# [Task item]
Using the listing that follows, return every line with the word "type".
─── Records for the task
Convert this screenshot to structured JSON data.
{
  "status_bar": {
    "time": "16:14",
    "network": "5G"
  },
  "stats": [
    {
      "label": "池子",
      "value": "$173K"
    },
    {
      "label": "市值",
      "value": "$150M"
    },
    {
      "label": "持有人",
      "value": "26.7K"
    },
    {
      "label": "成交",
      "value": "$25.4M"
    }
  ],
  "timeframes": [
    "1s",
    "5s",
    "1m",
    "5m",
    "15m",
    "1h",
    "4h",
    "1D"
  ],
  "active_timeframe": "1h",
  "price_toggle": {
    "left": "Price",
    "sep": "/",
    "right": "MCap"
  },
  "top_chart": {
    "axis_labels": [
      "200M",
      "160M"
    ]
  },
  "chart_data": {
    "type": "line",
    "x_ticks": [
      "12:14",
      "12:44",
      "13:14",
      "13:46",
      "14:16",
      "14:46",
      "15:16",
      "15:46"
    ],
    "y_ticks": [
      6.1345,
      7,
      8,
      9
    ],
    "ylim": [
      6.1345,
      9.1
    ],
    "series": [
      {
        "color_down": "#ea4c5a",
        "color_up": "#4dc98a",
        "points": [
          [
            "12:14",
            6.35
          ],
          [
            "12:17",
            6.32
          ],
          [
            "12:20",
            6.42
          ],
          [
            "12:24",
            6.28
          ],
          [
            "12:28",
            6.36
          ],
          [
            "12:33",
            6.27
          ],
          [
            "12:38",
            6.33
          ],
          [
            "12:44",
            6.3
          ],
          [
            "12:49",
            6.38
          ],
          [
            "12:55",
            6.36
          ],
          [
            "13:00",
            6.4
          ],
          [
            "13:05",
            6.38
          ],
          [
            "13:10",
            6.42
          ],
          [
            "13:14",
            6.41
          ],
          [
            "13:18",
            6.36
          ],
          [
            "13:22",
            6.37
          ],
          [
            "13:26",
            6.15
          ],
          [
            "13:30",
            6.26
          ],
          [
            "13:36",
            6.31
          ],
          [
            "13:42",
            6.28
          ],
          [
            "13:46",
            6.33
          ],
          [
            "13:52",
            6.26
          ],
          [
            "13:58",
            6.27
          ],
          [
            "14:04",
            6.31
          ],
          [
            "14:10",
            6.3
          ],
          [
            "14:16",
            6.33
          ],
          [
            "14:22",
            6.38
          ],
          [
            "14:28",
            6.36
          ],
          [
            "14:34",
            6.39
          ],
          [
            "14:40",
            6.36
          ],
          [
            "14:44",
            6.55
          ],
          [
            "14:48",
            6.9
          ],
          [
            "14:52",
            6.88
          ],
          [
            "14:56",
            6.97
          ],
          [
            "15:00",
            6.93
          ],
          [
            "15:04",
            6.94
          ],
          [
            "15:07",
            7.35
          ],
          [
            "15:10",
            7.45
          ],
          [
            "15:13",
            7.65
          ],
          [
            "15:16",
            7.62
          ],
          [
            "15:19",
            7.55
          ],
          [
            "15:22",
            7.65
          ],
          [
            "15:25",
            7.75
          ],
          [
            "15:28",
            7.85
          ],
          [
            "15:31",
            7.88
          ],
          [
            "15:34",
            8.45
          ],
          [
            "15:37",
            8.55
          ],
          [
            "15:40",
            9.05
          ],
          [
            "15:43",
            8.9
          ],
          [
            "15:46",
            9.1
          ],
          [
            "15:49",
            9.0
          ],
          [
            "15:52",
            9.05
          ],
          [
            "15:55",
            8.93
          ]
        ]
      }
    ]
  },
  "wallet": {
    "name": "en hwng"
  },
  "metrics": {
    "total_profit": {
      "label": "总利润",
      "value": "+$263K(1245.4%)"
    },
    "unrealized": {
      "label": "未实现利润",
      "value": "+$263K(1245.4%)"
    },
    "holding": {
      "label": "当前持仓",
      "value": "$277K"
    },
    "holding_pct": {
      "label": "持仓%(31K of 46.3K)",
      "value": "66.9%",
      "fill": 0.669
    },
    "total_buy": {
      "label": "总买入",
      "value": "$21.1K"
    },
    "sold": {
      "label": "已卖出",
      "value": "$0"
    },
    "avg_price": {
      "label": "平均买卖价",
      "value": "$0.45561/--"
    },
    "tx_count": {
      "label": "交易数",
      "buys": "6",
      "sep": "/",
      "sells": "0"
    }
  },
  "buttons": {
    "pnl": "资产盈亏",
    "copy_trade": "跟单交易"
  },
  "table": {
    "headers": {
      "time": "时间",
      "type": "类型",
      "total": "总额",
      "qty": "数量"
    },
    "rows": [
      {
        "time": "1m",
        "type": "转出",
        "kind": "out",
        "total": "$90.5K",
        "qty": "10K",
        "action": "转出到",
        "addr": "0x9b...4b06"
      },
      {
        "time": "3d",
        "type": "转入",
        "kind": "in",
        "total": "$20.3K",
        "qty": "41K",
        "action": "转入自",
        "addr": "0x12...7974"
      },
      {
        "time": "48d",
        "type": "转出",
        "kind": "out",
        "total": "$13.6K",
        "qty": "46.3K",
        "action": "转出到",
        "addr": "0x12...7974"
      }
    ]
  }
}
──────
# [Output for this task]
    "type": "line",
      "type": "类型",
        "type": "转出",
        "type": "转入",
        "type": "转出",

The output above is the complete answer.